Aristotle and Dante Discover the Secrets of the Universe by Benjamin Alire Sáenz
Ari Mendoza is an angry loner with a brother in prison, but when he meets Dante and they become friends, Ari starts to ask questions about himself, his parents, and his family that he has never asked before.
The Difference Between You and Me by Madeleine George
Jesse is having secret trysts with Emily, the popular student council vice president, but when they find themselves on opposite sides of a major issue and Jesse becomes more involved with a student activist, they must make a difficult decision.
Freakboy by Kristin Elizabeth Clark
Told from three viewpoints; Brendan, a wrestler, struggles to come to terms with his place on the transgender spectrum while Vanessa, the girl he loves, and Angel, a transgender acquaintance, try to help.
Love Drugged by James Klise
Jamie Baes has a simple strategy for surviving high school: fit in, keep a low profile, and above all, protect his secret–he’s gay. When a classmate discovers the truth, Jamie does all he can to change who he is.
Ash by Malinda Lo
In this variation on the Cinderella story, Ash grows up believing in the fairy realm that the king and his philosophers have sought to suppress, until one day she must choose between a handsome fairy cursed to love her and the King’s Huntress whom she loves.
Presents twelve stories by contemporary, award-winning young adult authors, some presented in graphic or letter format, which explore themes of gender identity, love, and sexuality.
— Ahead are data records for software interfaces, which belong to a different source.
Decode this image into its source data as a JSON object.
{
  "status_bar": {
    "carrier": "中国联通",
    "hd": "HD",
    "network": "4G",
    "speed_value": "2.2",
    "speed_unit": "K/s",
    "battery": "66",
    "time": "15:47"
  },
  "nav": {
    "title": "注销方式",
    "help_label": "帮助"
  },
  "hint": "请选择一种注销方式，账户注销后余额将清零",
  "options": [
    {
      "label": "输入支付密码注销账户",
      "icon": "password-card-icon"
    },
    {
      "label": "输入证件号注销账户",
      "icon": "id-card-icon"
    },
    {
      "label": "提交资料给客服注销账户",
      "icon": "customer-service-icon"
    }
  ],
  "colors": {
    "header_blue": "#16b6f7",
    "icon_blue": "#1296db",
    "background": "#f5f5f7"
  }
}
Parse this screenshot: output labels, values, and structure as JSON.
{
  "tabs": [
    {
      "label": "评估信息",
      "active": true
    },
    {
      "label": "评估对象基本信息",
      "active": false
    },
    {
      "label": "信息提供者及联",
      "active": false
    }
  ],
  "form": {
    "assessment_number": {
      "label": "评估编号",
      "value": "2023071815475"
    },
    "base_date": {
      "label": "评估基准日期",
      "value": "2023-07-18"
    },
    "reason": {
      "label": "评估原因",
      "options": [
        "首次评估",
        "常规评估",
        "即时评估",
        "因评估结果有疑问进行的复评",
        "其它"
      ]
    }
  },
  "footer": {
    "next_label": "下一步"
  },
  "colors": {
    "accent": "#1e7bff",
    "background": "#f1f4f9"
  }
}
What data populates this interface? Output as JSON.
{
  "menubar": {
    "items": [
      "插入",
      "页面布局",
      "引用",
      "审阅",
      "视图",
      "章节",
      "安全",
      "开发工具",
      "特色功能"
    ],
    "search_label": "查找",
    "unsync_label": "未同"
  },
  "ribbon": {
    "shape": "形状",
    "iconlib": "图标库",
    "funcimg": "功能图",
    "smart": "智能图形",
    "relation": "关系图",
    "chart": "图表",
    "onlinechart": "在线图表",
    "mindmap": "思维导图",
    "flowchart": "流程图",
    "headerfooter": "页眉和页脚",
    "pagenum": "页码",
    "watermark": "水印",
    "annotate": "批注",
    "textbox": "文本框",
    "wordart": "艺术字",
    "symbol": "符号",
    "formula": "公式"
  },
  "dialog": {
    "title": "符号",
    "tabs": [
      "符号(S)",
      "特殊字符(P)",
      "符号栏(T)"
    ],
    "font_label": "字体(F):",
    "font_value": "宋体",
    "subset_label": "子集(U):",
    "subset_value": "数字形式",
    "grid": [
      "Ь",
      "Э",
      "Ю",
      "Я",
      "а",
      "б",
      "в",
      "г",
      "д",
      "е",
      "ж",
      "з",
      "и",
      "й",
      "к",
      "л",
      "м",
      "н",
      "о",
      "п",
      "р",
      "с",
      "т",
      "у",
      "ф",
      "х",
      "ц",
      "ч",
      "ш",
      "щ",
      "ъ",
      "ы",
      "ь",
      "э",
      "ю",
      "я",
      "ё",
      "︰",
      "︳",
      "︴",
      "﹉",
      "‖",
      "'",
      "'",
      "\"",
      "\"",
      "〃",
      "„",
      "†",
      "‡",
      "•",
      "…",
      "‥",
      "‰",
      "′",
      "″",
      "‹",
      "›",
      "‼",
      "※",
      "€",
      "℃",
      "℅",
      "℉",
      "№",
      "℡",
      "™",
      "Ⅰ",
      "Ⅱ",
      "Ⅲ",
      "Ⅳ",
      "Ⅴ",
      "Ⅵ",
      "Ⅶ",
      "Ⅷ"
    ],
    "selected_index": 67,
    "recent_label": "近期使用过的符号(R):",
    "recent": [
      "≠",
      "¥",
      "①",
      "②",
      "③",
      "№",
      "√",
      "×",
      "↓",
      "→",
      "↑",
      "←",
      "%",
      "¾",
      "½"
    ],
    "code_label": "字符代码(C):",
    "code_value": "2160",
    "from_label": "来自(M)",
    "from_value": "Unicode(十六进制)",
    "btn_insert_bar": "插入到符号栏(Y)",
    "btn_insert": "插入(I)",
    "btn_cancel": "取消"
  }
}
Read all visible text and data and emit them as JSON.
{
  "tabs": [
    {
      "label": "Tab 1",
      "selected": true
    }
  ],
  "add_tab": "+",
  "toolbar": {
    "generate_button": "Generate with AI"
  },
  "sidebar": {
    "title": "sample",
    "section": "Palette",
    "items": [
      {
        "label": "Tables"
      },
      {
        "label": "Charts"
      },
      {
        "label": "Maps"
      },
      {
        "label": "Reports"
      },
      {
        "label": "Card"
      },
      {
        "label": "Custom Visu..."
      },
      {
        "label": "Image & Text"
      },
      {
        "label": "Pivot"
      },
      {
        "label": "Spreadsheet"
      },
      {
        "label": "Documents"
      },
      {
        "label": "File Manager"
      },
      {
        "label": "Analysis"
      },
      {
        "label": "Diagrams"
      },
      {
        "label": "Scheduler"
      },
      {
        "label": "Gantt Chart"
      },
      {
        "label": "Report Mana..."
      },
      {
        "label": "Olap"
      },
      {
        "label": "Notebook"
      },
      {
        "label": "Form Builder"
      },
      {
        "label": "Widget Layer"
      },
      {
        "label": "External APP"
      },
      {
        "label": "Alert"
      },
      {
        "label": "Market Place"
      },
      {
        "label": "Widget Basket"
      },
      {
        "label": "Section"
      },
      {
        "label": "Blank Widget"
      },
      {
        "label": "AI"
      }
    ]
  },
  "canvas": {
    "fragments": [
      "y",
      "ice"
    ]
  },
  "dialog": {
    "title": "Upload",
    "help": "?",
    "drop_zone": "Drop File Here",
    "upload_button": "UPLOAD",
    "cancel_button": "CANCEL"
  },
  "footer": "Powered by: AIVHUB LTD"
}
Shelved with the teen short story collection.
Ask the Passengers by A.S. King
Astrid copes with her small town’s gossip and narrow-mindedness by staring at the sky and imagining that she’s sending love to the passengers in the airplanes flying over her backyard. Maybe they’ll know what to do with it. Maybe it’ll make them happy. Maybe they’ll need it. Her mother doesn’t want it, her father’s always stoned, her sister’s too busy trying to fit in, and the people in her small town would never allow her to love the person she really wants to.
In Mike We Trust by P. E. Ryan
As Garth is wrestling with the promise he made his mother to wait a while before coming out, his somewhat secretive uncle shows up unexpectedly for an extended visit.
This Youth book review was brought to you by Lisa Q. Harling. When not conducting Story Times or reading the best that kids’ authors have to offer, Lisa enjoys writing witty PSAs on Facebook, playing with her dogs and keeping up with her two adventurous sons. If you have suggestions for future book reviews, email her at firstname.lastname@example.org.